Ideas for Action outlines five common myths about research evaluation to help universities better understand barriers to change and provides analogous examples to illustrate how these myths exist inside and outside of academia. It also offers five design principles to help institutions experiment with and develop better research assessment practices….”

ACRL STS SCC: To Fund or Not to Fund: A glimpse into the open access funding landscape in libraries

“In this moderated panel we will explore the OA funding landscape. Our panelists have considered and in some cases developed programs to cover or partially cover article processing charges which authors are required to pay to publish open access. Attending this panel you will learn more about the current landscape of OA funding as well as the issues and barriers currently faced. The session will have time for Q&A. If you already have questions, you can submit them in the registration form. This panel will run from 1:00 – 2:30 Central. Please get in touch with any questions.”

Mythbusting Controlled Digital Lending

“Co-hosted by the Internet Archive and Library Futures, this webinar will address the most commonly repeated myths about controlled digital lending, countering misinformation and disinformation about the library practice now in use by hundreds of libraries. Attendees will hear from authors, librarians, copyright specialists, and policy experts as they respond to the common misconceptions about controlled digital lending.”

 

Mythbusting Controlled Digital Lending

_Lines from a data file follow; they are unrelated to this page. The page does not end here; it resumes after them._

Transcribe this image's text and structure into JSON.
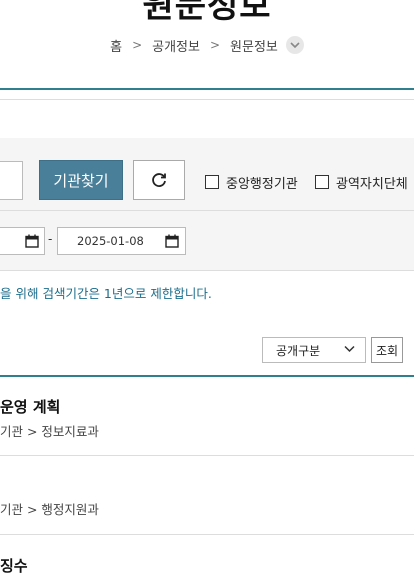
{
  "page": {
    "title": "원문정보"
  },
  "breadcrumb": {
    "items": [
      "홈",
      "공개정보",
      "원문정보"
    ],
    "separator": ">"
  },
  "search": {
    "find_agency_label": "기관찾기",
    "refresh_icon": "refresh-icon",
    "checkboxes": [
      {
        "label": "중앙행정기관",
        "checked": false
      },
      {
        "label": "광역자치단체",
        "checked": false
      }
    ],
    "date_from": "",
    "date_to": "2025-01-08",
    "date_separator": "-",
    "notice": "을 위해 검색기간은 1년으로 제한합니다."
  },
  "filter": {
    "disclosure_select": "공개구분",
    "search_button": "조회"
  },
  "results": [
    {
      "title": "운영 계획",
      "meta": "기관 > 정보지료과"
    },
    {
      "title": "",
      "meta": "기관 > 행정지원과"
    },
    {
      "title": "징수",
      "meta": ""
    }
  ],
  "colors": {
    "accent": "#4a7f9a",
    "teal_line": "#2f7f8e",
    "notice_text": "#1c6d8c"
  }
}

“Co-hosted by the Internet Archive and Library Futures, this webinar will address the most commonly repeated myths about controlled digital lending, countering misinformation and disinformation about the library practice now in use by hundreds of libraries. Attendees will hear from authors, librarians, copyright specialists, and policy experts as they respond to the common misconceptions about controlled digital lending.”

 

cOAlition S response to the STM statement: the Rights Retention Strategy restores long-standing academic freedoms | Plan S

The statement published earlier today (3rd February) by the STM Association and signed by a number of its members, continues to perpetuate a number of myths and errors relating to the Rights Retention Strategy.